With the samba-client-* and samba-common-* RPM packages, you can see the directories and printers shared from a Microsoft computer. You can connect to a shared directory in two basic ways: by mounting a shared Microsoft Windows directory on a local Linux directory, or by connecting to the shared directory in terminal mode, as if you were connecting to an FTP server. In addition, you need to know how to connect to a shared printer connected to a Microsoft computer.
It is easy to connect to a shared directory from a Microsoft server. As shown in Figure 29.1, all you need is the smbclient command, along with the name or IP address of the server. The command is slightly unusual; note the backslashes associated with the smbclient command.

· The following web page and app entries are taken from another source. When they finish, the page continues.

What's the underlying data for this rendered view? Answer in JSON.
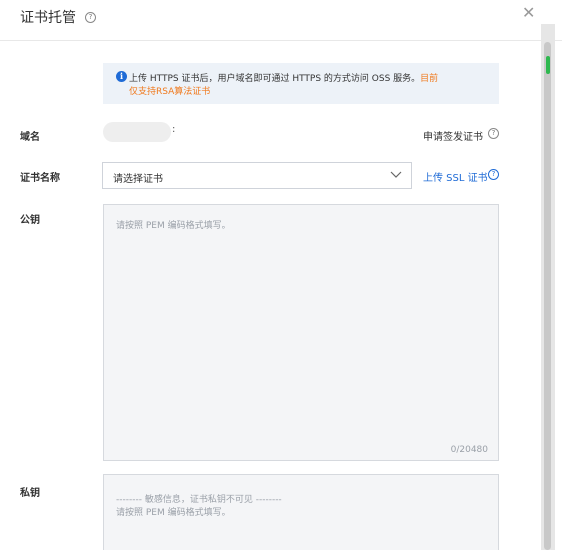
{
  "dialog": {
    "title": "证书托管",
    "help_icon": "question-circle-icon",
    "close_icon": "close-icon"
  },
  "notice": {
    "icon": "info-circle-icon",
    "text_main": "上传 HTTPS 证书后，用户域名即可通过 HTTPS 的方式访问 OSS 服务。",
    "text_highlight_1": "目前",
    "text_highlight_2": "仅支持RSA算法证书",
    "highlight_color": "#f07a1e"
  },
  "domain": {
    "label": "域名",
    "separator": ":",
    "apply_link": "申请签发证书"
  },
  "certificate": {
    "label": "证书名称",
    "selected": "请选择证书",
    "upload_link": "上传 SSL 证书",
    "link_color": "#1f6bd6"
  },
  "public_key": {
    "label": "公钥",
    "placeholder": "请按照 PEM 编码格式填写。",
    "counter": "0/20480"
  },
  "private_key": {
    "label": "私钥",
    "hidden_notice": "-------- 敏感信息，证书私钥不可见 --------",
    "placeholder": "请按照 PEM 编码格式填写。"
  }
}
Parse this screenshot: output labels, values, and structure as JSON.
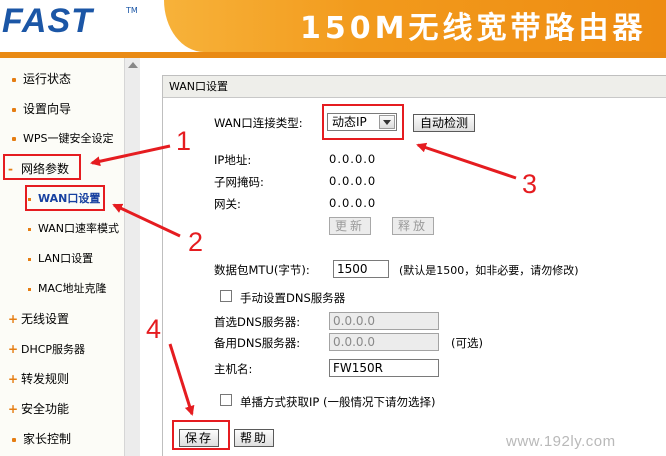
{
  "header": {
    "logo": "FAST",
    "logo_mark": "TM",
    "title": "150M无线宽带路由器"
  },
  "sidebar": {
    "items": [
      {
        "label": "运行状态"
      },
      {
        "label": "设置向导"
      },
      {
        "label": "WPS一键安全设定"
      },
      {
        "label": "网络参数",
        "expander": "-"
      },
      {
        "label": "WAN口设置",
        "selected": true
      },
      {
        "label": "WAN口速率模式"
      },
      {
        "label": "LAN口设置"
      },
      {
        "label": "MAC地址克隆"
      },
      {
        "label": "无线设置",
        "expander": "+"
      },
      {
        "label": "DHCP服务器",
        "expander": "+"
      },
      {
        "label": "转发规则",
        "expander": "+"
      },
      {
        "label": "安全功能",
        "expander": "+"
      },
      {
        "label": "家长控制"
      }
    ]
  },
  "panel": {
    "title": "WAN口设置",
    "conn_type_label": "WAN口连接类型:",
    "conn_type_value": "动态IP",
    "auto_detect_label": "自动检测",
    "ip_label": "IP地址:",
    "ip_value": "0.0.0.0",
    "mask_label": "子网掩码:",
    "mask_value": "0.0.0.0",
    "gateway_label": "网关:",
    "gateway_value": "0.0.0.0",
    "renew_label": "更新",
    "release_label": "释放",
    "mtu_label": "数据包MTU(字节):",
    "mtu_value": "1500",
    "mtu_hint": "(默认是1500，如非必要，请勿修改)",
    "manual_dns_label": "手动设置DNS服务器",
    "primary_dns_label": "首选DNS服务器:",
    "primary_dns_value": "0.0.0.0",
    "secondary_dns_label": "备用DNS服务器:",
    "secondary_dns_value": "0.0.0.0",
    "secondary_dns_hint": "(可选)",
    "hostname_label": "主机名:",
    "hostname_value": "FW150R",
    "unicast_label": "单播方式获取IP  (一般情况下请勿选择)",
    "save_label": "保存",
    "help_label": "帮助"
  },
  "annotations": {
    "numbers": [
      "1",
      "2",
      "3",
      "4"
    ],
    "color": "#e51c20"
  },
  "watermark": "www.192ly.com",
  "colors": {
    "brand_blue": "#1b56a6",
    "header_orange": "#f29a1c",
    "selected_nav": "#1740a0",
    "annotation_red": "#e51c20"
  }
}
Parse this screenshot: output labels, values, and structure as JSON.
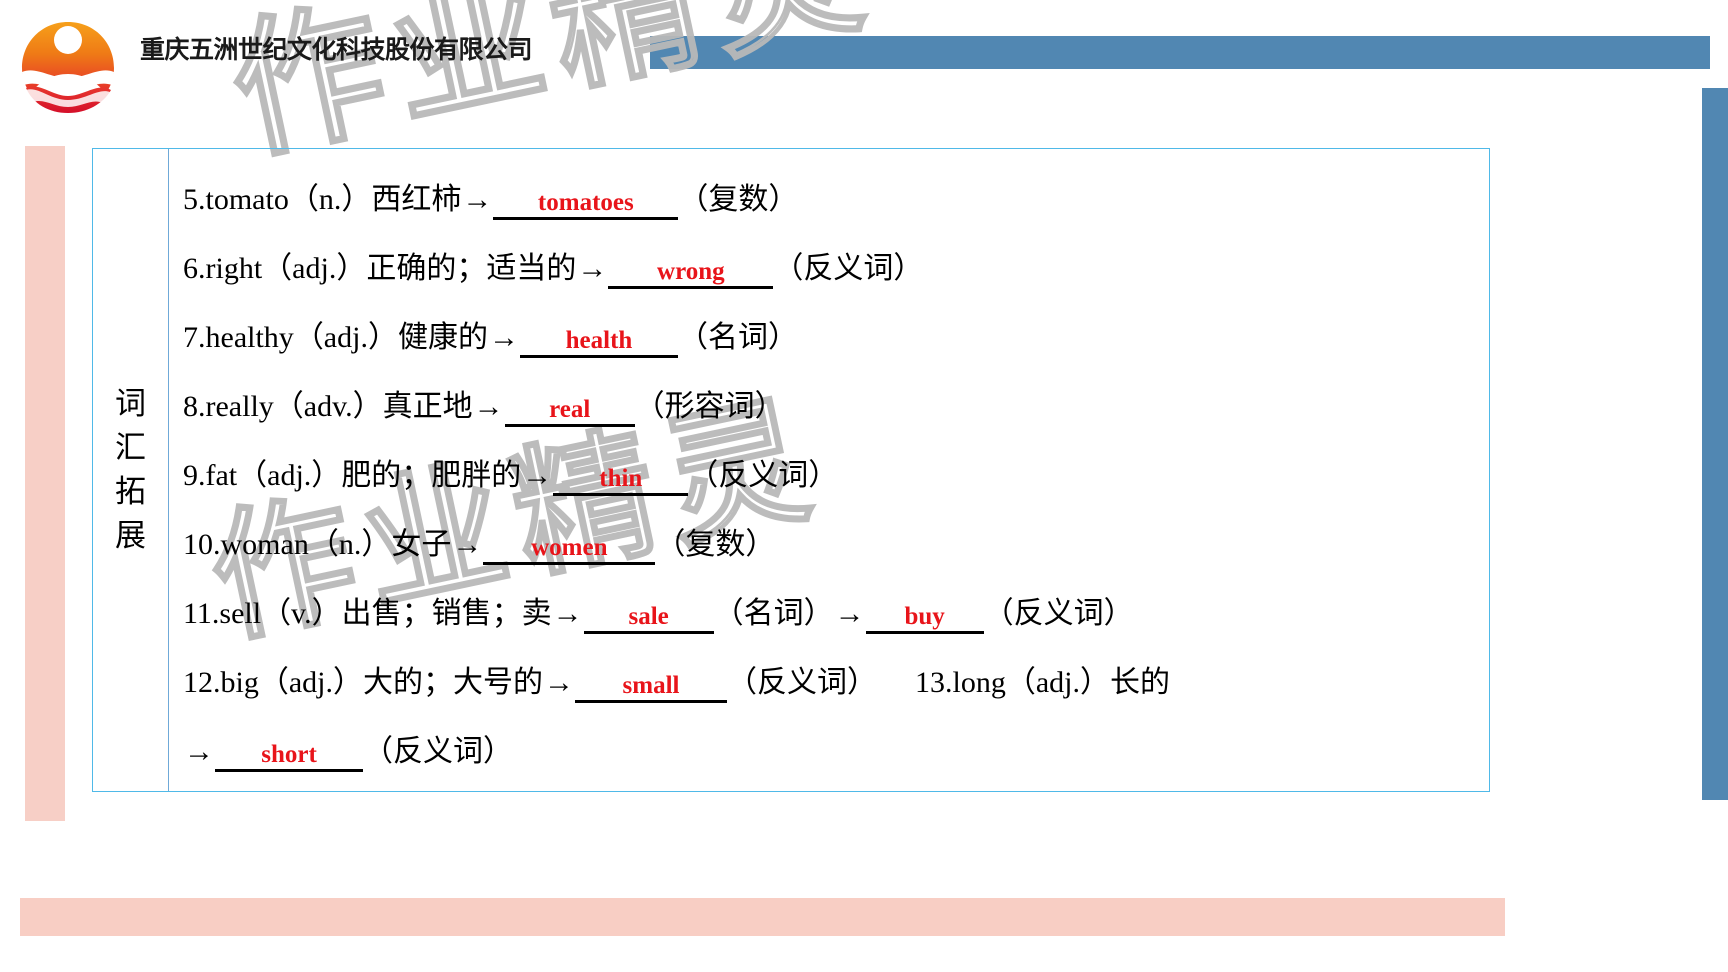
{
  "header": {
    "company_name": "重庆五洲世纪文化科技股份有限公司",
    "logo_icon": "sun-wave-circle-logo",
    "bar_color": "#5187b2",
    "pink_color": "#f8cec4"
  },
  "watermark": {
    "text": "作业精灵",
    "text2": "作业精灵"
  },
  "table": {
    "label": {
      "char1": "词",
      "char2": "汇",
      "char3": "拓",
      "char4": "展"
    },
    "border_color": "#4fb9e8",
    "answer_color": "#e8141a",
    "rows": [
      {
        "num": "5.",
        "word": "tomato",
        "pos": "（n.）",
        "meaning": " 西红柿",
        "arrow": "→",
        "answer": "tomatoes",
        "note": "（复数）"
      },
      {
        "num": "6.",
        "word": "right",
        "pos": "（adj.）",
        "meaning": " 正确的；适当的",
        "arrow": "→",
        "answer": "wrong",
        "note": "（反义词）"
      },
      {
        "num": "7.",
        "word": "healthy",
        "pos": "（adj.）",
        "meaning": " 健康的",
        "arrow": "→",
        "answer": "health",
        "note": "（名词）"
      },
      {
        "num": "8.",
        "word": "really",
        "pos": "（adv.）",
        "meaning": " 真正地",
        "arrow": "→",
        "answer": "real",
        "note": "（形容词）"
      },
      {
        "num": "9.",
        "word": "fat",
        "pos": "（adj.）",
        "meaning": " 肥的；肥胖的",
        "arrow": "→",
        "answer": "thin",
        "note": "（反义词）"
      },
      {
        "num": "10.",
        "word": "woman",
        "pos": "（n.）",
        "meaning": " 女子",
        "arrow": "→",
        "answer": "women",
        "note": "（复数）"
      },
      {
        "num": "11.",
        "word": "sell",
        "pos": "（v.）",
        "meaning": " 出售；销售；卖",
        "arrow": "→",
        "answer": "sale",
        "note": "（名词）",
        "arrow2": "→",
        "answer2": "buy",
        "note2": "（反义词）"
      },
      {
        "num": "12.",
        "word": "big",
        "pos": "（adj.）",
        "meaning": " 大的；大号的",
        "arrow": "→",
        "answer": "small",
        "note": "（反义词）",
        "num2": "13.",
        "word2": "long",
        "pos2": "（adj.）",
        "meaning2": " 长的"
      },
      {
        "arrow": "→",
        "answer": "short",
        "note": "（反义词）"
      }
    ]
  }
}
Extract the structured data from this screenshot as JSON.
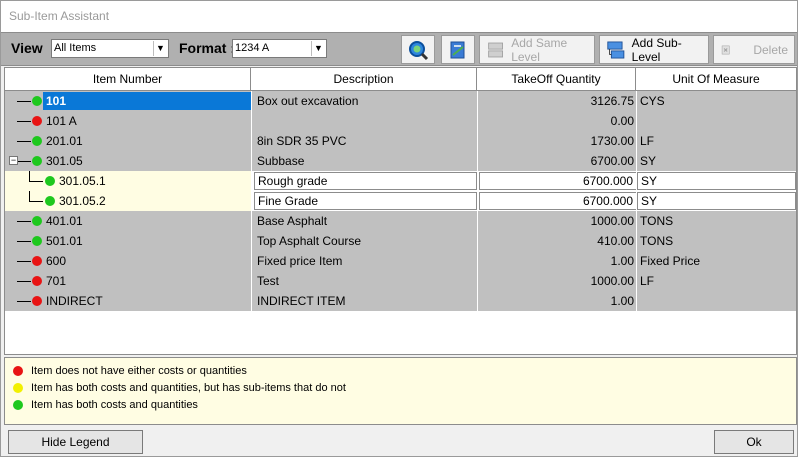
{
  "window": {
    "title": "Sub-Item Assistant"
  },
  "toolbar": {
    "view_label": "View",
    "view_value": "All Items",
    "format_label": "Format :",
    "format_value": "1234 A",
    "add_same_level": "Add Same Level",
    "add_sub_level": "Add Sub-Level",
    "delete": "Delete"
  },
  "grid": {
    "columns": [
      "Item Number",
      "Description",
      "TakeOff Quantity",
      "Unit Of Measure"
    ],
    "rows": [
      {
        "item": "101",
        "status": "green",
        "description": "Box out excavation",
        "qty": "3126.75",
        "uom": "CYS",
        "selected": true
      },
      {
        "item": "101 A",
        "status": "red",
        "description": "",
        "qty": "0.00",
        "uom": ""
      },
      {
        "item": "201.01",
        "status": "green",
        "description": "8in SDR 35 PVC",
        "qty": "1730.00",
        "uom": "LF"
      },
      {
        "item": "301.05",
        "status": "green",
        "description": "Subbase",
        "qty": "6700.00",
        "uom": "SY",
        "expanded": true
      },
      {
        "item": "301.05.1",
        "status": "green",
        "description": "Rough grade",
        "qty": "6700.000",
        "uom": "SY",
        "child": true
      },
      {
        "item": "301.05.2",
        "status": "green",
        "description": "Fine Grade",
        "qty": "6700.000",
        "uom": "SY",
        "child": true
      },
      {
        "item": "401.01",
        "status": "green",
        "description": "Base Asphalt",
        "qty": "1000.00",
        "uom": "TONS"
      },
      {
        "item": "501.01",
        "status": "green",
        "description": "Top Asphalt Course",
        "qty": "410.00",
        "uom": "TONS"
      },
      {
        "item": "600",
        "status": "red",
        "description": "Fixed price Item",
        "qty": "1.00",
        "uom": "Fixed Price"
      },
      {
        "item": "701",
        "status": "red",
        "description": "Test",
        "qty": "1000.00",
        "uom": "LF"
      },
      {
        "item": "INDIRECT",
        "status": "red",
        "description": "INDIRECT ITEM",
        "qty": "1.00",
        "uom": ""
      }
    ]
  },
  "legend": {
    "items": [
      {
        "color": "red",
        "text": "Item does not have either costs or quantities"
      },
      {
        "color": "yellow",
        "text": "Item has both costs and quantities, but has sub-items that do not"
      },
      {
        "color": "green",
        "text": "Item has both costs and quantities"
      }
    ]
  },
  "buttons": {
    "hide_legend": "Hide Legend",
    "ok": "Ok"
  },
  "colors": {
    "selection": "#0a78d7",
    "grid_gray": "#c0c0c0",
    "legend_bg": "#fffde3"
  }
}
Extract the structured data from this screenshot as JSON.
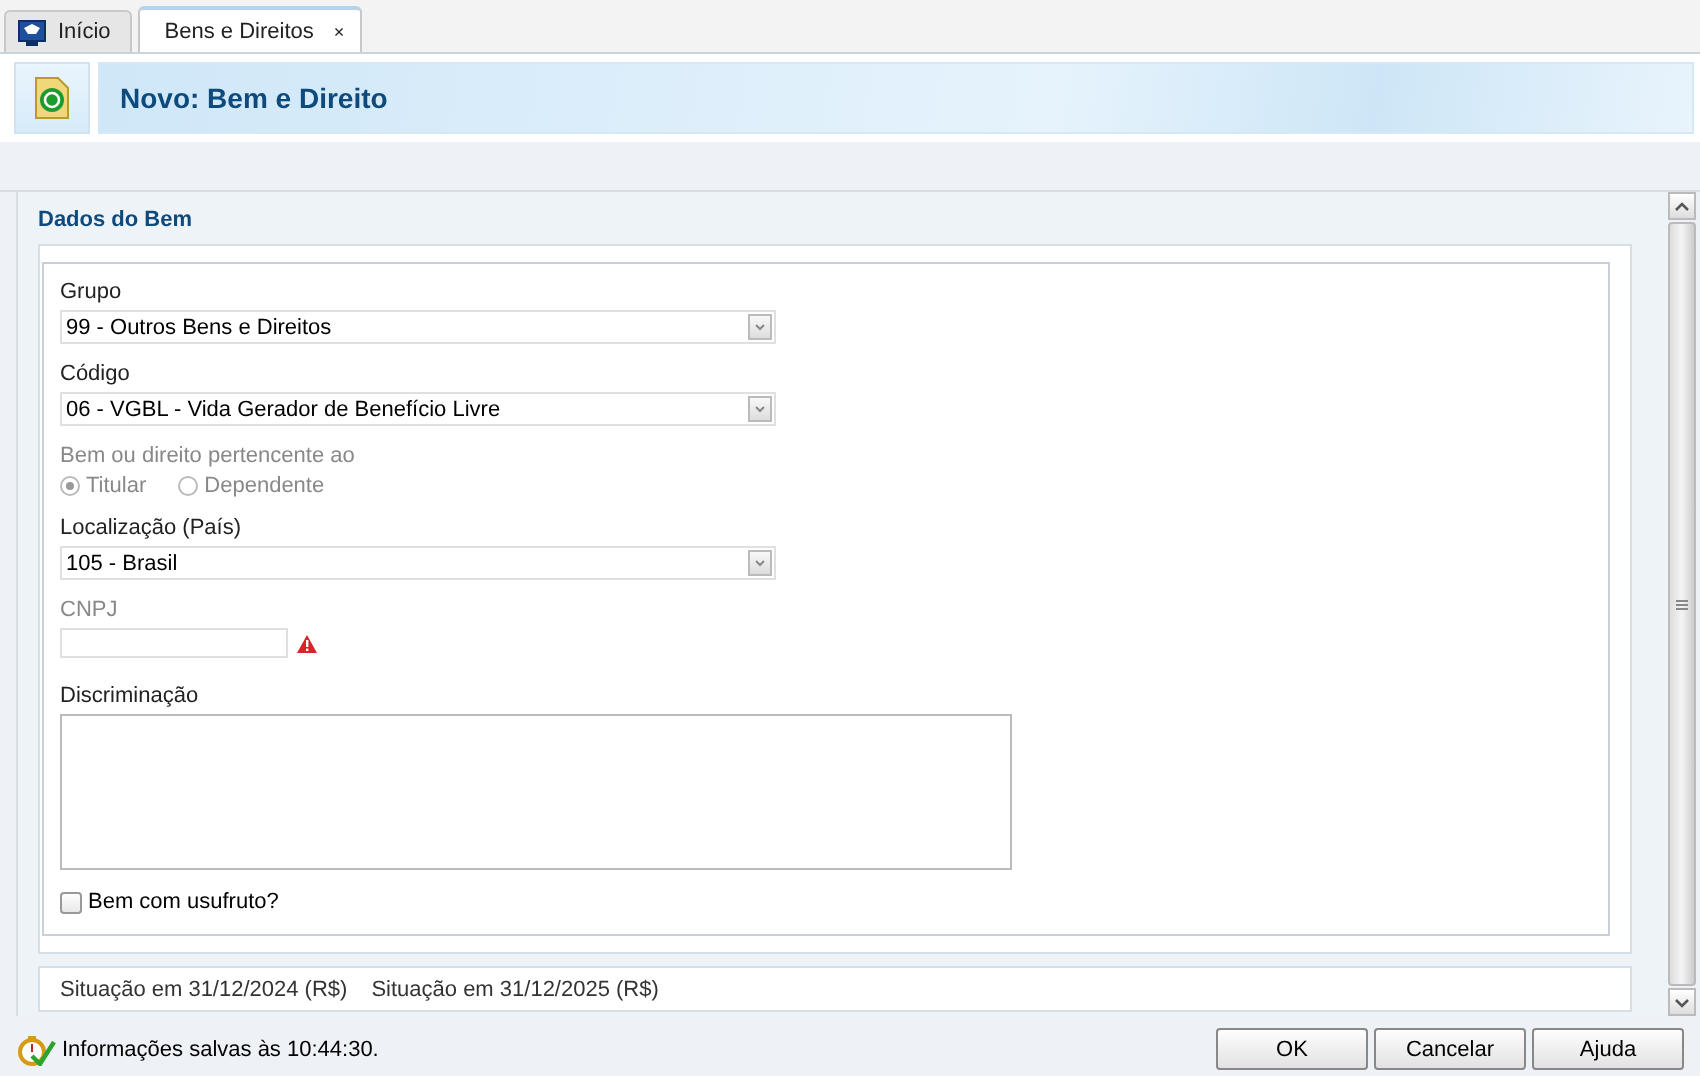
{
  "tabs": [
    {
      "kind": "home",
      "label": "Início",
      "selected": false
    },
    {
      "kind": "document",
      "label": "Bens e Direitos",
      "selected": true,
      "close": "×"
    }
  ],
  "header": {
    "title": "Novo: Bem e Direito"
  },
  "section": {
    "title": "Dados do Bem",
    "fields": [
      {
        "kind": "select",
        "label": "Grupo",
        "value": "99 - Outros Bens e Direitos"
      },
      {
        "kind": "select",
        "label": "Código",
        "value": "06 - VGBL - Vida Gerador de Benefício Livre"
      },
      {
        "kind": "radio",
        "label": "Bem ou direito pertencente ao",
        "disabled": true,
        "options": [
          {
            "label": "Titular",
            "selected": true
          },
          {
            "label": "Dependente",
            "selected": false
          }
        ]
      },
      {
        "kind": "select",
        "label": "Localização (País)",
        "value": "105 - Brasil"
      },
      {
        "kind": "text",
        "label": "CNPJ",
        "disabled": true,
        "warning": true
      },
      {
        "kind": "textarea",
        "label": "Discriminação"
      },
      {
        "kind": "checkbox",
        "label": "Bem com usufruto?",
        "checked": false
      }
    ]
  },
  "next_section": {
    "columns": [
      "Situação em 31/12/2024 (R$)",
      "Situação em 31/12/2025 (R$)"
    ]
  },
  "status_bar": {
    "message": "Informações salvas às 10:44:30."
  },
  "buttons": [
    {
      "label": "OK"
    },
    {
      "label": "Cancelar"
    },
    {
      "label": "Ajuda"
    }
  ]
}
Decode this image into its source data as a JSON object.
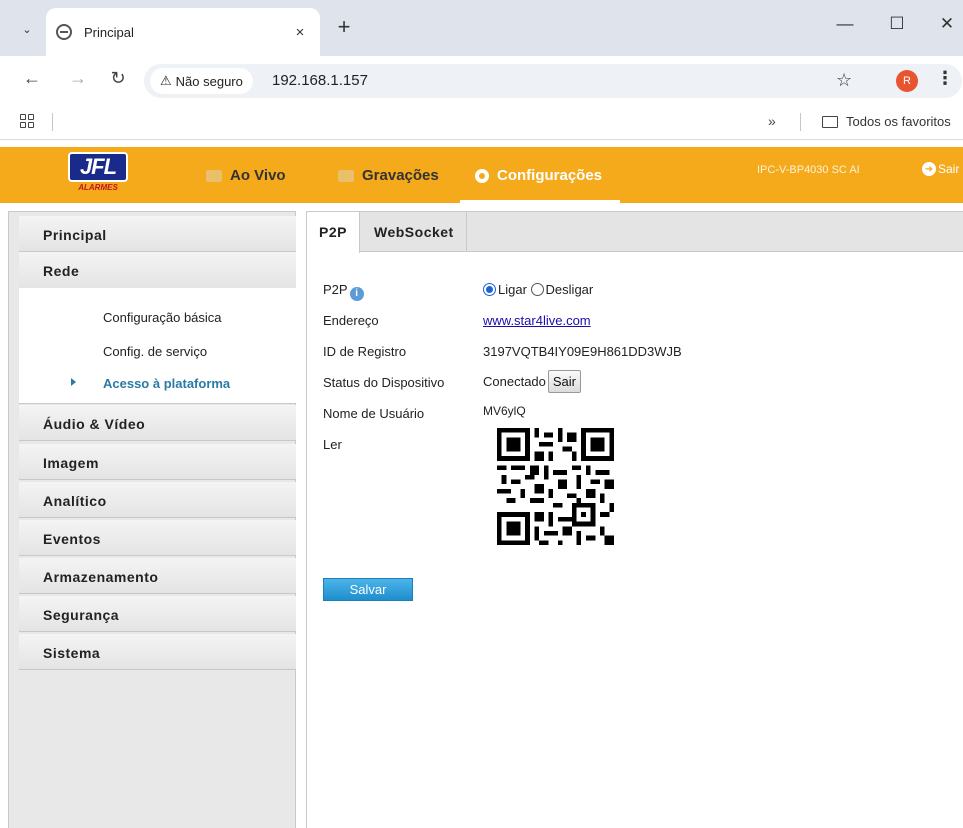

There are a number of interesting shares in this directory. If the appropriate permissions are set on the Microsoft server, you can mount any of these shared directories almost like an NFS directory. The difference is subtle. For example, the following command can mount the Downloads directory shared from the computer named laptop2 on the local directory /root/downloads . Linux follows up by requesting a password.